Slowly Through Past Pallava and Chola Kingdoms (Part I)
“The journey is the destination” and this summer after flying into India from Colombo we moved slowly from Chennai southwards to the hills. Starting in Egmore we took a rented vehicle and were able to visit Mamallapuram, Pondicherry, Chidambaram, Gangkondacholapuram, Tranquebar, Swamimalai and finally Tanjavur before ending up in the cool heights of the Palani Hills. The images in this post were taken during this visit using a digital SLR and then reworked and polished using Adobe Photoshop with plugins from Nik Silver Efex. It marks the first time that I have not shot a major trip on film.
Gangaikondacholapuram was a highlight of the temple visit. Many years ago a friend had suggested that I not miss the temple if I was interested in south Indian temple architecture. Built by Rajendra I (1014-42 CE) the architecture represents the peak of the Chola period. The temple is a slightly smaller replica of the big temple in Thanjavur. But it was the location, lost in an under populated and ignored corner of the district that made it an unforgettable delight to visit on our way to Tranquebar. The Rough Guide appropriately describes it as “amongst the most remarkable archeological sites of South India, outshone only by Thanjavur and devoid of visitors most of the time, which gives it a memorably forlorn feel.”
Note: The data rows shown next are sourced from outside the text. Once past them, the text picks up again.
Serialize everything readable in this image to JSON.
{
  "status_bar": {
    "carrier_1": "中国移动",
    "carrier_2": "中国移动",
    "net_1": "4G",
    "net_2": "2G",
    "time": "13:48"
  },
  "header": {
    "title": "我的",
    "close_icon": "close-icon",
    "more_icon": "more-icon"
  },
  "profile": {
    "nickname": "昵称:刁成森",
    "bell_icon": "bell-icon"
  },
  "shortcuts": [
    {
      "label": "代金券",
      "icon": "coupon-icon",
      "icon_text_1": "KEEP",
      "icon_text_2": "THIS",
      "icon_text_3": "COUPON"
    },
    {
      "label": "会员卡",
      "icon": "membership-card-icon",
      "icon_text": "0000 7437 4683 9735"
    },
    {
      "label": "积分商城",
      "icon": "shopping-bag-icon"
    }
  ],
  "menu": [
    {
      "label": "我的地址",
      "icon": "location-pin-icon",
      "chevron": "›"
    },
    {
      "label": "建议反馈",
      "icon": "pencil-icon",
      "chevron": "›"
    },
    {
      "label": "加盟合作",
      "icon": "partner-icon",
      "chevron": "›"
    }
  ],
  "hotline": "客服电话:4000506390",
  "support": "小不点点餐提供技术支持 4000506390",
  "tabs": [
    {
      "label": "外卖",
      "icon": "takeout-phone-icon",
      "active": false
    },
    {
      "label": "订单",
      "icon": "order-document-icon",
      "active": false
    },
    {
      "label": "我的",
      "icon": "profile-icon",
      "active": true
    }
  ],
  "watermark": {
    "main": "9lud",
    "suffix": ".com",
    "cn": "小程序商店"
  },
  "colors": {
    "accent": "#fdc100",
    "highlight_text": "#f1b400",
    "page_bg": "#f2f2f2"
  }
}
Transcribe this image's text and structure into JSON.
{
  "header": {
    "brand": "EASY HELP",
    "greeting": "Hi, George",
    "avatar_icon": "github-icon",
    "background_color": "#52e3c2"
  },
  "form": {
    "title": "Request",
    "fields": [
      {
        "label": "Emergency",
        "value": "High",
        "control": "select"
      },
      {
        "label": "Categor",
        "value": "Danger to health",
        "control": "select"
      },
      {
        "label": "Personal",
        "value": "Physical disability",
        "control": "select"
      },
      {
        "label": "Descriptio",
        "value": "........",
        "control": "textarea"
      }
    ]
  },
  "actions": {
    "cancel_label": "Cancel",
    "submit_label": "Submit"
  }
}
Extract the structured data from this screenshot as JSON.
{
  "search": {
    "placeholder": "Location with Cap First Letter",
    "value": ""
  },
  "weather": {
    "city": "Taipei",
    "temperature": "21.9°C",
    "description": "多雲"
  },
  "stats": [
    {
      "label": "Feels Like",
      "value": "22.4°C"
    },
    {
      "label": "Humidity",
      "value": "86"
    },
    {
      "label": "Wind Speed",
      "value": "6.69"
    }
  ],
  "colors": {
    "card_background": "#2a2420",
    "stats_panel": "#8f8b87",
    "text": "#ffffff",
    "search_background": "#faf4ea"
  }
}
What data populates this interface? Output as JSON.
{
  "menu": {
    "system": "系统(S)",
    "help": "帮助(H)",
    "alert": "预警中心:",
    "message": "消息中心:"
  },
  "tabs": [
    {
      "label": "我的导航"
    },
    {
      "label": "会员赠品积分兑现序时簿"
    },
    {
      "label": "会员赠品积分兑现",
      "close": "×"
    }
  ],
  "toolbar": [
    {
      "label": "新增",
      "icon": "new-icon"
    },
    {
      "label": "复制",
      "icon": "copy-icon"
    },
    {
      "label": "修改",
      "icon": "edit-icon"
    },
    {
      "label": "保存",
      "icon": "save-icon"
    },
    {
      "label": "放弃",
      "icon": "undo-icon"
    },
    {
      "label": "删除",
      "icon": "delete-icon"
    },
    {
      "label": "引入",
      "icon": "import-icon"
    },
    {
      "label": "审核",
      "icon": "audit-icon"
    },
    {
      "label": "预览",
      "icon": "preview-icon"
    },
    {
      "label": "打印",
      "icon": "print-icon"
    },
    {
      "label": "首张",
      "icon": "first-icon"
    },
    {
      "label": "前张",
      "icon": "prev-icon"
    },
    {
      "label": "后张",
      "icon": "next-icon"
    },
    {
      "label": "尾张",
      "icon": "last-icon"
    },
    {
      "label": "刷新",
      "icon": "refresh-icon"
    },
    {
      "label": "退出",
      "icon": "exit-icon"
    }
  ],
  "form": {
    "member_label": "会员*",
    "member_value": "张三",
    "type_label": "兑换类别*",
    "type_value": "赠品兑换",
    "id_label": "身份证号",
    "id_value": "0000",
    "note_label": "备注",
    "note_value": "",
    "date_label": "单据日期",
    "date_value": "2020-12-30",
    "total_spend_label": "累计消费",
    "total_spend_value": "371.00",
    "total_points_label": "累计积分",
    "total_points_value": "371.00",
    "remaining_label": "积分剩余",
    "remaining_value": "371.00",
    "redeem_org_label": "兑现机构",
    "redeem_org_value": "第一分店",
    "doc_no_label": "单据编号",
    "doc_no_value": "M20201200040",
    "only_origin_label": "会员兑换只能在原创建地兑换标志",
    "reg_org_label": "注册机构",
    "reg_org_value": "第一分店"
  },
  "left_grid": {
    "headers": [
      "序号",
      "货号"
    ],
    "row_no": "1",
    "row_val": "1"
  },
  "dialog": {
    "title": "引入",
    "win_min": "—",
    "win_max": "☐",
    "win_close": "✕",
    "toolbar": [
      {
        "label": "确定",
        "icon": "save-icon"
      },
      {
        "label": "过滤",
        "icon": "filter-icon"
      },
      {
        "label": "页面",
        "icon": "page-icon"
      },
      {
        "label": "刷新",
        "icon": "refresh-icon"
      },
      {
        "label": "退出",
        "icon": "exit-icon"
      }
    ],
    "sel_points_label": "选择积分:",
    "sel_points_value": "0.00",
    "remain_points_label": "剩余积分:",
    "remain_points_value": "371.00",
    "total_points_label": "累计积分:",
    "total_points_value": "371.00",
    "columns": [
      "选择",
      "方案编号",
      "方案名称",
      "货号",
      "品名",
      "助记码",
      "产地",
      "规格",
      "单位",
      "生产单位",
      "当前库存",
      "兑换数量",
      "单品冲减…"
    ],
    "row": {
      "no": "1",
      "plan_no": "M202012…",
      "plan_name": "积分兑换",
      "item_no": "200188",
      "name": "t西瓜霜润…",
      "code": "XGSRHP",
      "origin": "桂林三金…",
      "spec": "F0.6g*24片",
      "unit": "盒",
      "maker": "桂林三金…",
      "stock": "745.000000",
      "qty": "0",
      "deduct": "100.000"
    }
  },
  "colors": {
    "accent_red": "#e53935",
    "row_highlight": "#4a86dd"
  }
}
Earlier we had made a brief stop at the Croc Bank and Mamallapuram on our way south. The Croc Bank remains one of the best educational opportunities for patents that want to imbibe natural history and a love for reptiles in their children. We look forward to Lenny and Amy attending summer camp here in a few years. Mamallapuram, of course is an old favorite haunt thanks to my uncle Michael’s interest in the Pallavas and their ancient port that was based next to where the shore temple now stands. It is also a great place for kids to explore and climb exquisite rock.